Dataset rows describing interfaces
BEGIN
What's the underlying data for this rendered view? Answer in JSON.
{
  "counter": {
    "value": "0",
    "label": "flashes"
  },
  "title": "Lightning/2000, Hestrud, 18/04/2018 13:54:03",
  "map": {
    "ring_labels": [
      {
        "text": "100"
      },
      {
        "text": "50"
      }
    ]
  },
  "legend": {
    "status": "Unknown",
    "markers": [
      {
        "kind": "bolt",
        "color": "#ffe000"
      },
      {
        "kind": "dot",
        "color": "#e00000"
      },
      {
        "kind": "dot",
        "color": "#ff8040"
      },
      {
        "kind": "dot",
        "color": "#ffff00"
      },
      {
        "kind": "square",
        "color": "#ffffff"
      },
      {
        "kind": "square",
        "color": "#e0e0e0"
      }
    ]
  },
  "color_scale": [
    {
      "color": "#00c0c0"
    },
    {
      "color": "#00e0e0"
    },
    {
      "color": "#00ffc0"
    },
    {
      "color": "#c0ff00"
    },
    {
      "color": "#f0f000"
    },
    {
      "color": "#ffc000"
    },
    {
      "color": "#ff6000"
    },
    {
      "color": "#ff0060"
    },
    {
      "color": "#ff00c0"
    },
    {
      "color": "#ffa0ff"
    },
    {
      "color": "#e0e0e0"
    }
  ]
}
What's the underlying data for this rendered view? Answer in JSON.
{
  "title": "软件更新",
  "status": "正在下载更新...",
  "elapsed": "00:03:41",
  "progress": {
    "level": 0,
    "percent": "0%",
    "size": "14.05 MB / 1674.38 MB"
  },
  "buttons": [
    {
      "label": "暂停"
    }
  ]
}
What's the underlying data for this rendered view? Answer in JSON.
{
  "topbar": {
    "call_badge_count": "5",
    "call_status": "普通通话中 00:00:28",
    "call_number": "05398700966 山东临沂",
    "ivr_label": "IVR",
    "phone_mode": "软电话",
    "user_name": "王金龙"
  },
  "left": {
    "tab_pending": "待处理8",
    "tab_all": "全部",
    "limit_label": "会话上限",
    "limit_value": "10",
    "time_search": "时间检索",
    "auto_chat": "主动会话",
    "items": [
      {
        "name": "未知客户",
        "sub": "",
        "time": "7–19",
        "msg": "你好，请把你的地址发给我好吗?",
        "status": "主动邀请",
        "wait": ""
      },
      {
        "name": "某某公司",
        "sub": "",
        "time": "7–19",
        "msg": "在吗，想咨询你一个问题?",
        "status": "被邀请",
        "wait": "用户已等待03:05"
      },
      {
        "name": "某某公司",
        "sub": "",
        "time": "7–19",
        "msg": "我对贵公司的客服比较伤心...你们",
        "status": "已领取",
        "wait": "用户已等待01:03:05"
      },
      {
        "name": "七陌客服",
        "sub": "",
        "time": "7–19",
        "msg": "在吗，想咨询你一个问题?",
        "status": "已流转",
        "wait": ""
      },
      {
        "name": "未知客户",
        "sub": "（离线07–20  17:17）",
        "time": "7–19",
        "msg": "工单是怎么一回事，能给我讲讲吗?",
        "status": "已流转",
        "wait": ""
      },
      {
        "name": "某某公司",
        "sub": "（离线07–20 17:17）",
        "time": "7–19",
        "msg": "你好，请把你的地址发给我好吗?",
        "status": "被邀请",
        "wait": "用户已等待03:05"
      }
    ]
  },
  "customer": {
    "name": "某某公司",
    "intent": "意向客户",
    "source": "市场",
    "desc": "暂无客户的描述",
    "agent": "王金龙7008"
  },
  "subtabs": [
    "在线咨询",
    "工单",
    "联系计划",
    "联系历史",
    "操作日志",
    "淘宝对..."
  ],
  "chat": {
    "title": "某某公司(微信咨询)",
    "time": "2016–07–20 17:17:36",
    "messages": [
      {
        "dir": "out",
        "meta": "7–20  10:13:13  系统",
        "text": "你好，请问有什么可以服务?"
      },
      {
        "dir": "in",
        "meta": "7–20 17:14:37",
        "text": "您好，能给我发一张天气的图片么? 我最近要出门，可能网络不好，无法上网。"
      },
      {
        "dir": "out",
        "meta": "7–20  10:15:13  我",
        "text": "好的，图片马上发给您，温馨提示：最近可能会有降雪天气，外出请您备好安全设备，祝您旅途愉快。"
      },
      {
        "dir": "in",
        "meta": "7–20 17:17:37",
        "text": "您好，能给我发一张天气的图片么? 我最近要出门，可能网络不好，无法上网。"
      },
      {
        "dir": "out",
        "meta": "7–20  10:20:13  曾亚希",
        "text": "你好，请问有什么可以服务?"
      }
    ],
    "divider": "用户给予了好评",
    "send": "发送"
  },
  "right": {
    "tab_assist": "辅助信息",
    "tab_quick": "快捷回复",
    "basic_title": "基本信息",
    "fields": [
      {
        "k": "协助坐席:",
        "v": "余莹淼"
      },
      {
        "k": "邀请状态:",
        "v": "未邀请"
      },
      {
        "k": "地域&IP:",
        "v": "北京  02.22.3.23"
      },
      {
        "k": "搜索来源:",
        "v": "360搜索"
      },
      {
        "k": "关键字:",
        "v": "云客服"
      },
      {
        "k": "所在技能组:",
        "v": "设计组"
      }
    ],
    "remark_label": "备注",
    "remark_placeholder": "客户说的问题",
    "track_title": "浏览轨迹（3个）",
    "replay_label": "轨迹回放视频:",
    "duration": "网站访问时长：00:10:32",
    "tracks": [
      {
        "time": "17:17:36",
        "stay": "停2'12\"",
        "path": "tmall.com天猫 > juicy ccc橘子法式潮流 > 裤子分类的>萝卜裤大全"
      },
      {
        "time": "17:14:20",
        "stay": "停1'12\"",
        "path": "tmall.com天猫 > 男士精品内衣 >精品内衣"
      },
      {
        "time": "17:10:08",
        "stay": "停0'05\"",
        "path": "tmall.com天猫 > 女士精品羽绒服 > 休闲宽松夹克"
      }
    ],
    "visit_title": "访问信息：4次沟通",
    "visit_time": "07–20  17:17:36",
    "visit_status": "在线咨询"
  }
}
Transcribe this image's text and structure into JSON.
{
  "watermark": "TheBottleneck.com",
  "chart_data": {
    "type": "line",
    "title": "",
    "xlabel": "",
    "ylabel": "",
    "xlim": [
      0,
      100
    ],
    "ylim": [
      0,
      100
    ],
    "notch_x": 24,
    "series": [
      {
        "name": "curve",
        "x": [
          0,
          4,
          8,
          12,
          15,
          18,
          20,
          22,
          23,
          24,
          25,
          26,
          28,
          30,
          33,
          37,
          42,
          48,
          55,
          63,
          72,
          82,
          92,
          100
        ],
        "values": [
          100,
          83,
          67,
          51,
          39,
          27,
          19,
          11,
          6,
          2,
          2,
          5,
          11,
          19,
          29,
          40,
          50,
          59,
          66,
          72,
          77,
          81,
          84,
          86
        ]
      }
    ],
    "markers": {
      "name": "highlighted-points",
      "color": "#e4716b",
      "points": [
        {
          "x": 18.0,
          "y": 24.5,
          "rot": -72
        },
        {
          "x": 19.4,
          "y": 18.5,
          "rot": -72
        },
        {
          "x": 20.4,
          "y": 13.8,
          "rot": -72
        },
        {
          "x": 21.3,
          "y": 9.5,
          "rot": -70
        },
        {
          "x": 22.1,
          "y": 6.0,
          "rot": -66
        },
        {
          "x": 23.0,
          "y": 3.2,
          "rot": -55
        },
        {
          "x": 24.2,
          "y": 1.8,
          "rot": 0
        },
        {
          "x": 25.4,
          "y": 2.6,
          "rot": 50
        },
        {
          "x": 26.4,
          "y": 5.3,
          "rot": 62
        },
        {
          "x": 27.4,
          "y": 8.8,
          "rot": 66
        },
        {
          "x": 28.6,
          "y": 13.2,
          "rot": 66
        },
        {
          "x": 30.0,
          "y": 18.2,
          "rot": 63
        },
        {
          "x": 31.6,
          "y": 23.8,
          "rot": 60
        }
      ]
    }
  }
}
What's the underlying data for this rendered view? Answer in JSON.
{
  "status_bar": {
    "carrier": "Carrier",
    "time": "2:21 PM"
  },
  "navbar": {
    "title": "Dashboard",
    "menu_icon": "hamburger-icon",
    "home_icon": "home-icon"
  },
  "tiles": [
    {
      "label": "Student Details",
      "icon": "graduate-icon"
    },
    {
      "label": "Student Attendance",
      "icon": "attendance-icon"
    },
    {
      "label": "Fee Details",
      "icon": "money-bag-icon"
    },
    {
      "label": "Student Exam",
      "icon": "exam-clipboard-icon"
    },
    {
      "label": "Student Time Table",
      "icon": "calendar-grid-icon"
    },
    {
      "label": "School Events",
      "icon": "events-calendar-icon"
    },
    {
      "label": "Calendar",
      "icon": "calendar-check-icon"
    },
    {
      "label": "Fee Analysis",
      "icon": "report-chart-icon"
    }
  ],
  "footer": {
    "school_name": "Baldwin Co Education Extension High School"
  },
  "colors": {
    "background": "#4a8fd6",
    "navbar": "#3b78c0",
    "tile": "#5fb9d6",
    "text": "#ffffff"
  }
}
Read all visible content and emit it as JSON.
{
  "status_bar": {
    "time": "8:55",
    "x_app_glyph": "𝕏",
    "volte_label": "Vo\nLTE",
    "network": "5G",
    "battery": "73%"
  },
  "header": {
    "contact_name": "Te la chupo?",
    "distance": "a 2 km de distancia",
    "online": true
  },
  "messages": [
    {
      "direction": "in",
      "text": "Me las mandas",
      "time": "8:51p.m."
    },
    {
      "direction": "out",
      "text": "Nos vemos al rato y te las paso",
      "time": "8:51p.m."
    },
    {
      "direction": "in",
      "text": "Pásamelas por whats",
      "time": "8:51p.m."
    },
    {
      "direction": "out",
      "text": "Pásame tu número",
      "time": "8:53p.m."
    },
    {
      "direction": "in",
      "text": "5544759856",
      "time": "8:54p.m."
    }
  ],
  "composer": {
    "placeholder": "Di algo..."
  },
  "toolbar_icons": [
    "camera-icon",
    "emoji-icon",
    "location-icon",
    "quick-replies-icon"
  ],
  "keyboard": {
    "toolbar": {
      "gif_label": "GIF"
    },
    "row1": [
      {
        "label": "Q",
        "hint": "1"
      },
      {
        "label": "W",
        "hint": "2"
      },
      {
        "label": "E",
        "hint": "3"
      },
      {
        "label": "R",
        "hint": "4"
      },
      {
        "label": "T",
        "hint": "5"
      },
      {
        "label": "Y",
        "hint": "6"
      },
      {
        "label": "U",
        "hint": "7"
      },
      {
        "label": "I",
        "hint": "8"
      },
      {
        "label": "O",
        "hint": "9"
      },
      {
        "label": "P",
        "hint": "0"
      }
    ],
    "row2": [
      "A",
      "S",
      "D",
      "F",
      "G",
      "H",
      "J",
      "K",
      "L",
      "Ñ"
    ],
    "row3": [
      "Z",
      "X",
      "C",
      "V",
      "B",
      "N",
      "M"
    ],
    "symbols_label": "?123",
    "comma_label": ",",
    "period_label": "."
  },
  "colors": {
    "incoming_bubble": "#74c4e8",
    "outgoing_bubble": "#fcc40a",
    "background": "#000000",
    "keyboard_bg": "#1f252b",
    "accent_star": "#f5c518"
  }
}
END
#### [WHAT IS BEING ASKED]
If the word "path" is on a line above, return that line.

#### [SOLUTION]
        "path": "tmall.com天猫 > juicy ccc橘子法式潮流 > 裤子分类的>萝卜裤大全"
        "path": "tmall.com天猫 > 男士精品内衣 >精品内衣"
        "path": "tmall.com天猫 > 女士精品羽绒服 > 休闲宽松夹克"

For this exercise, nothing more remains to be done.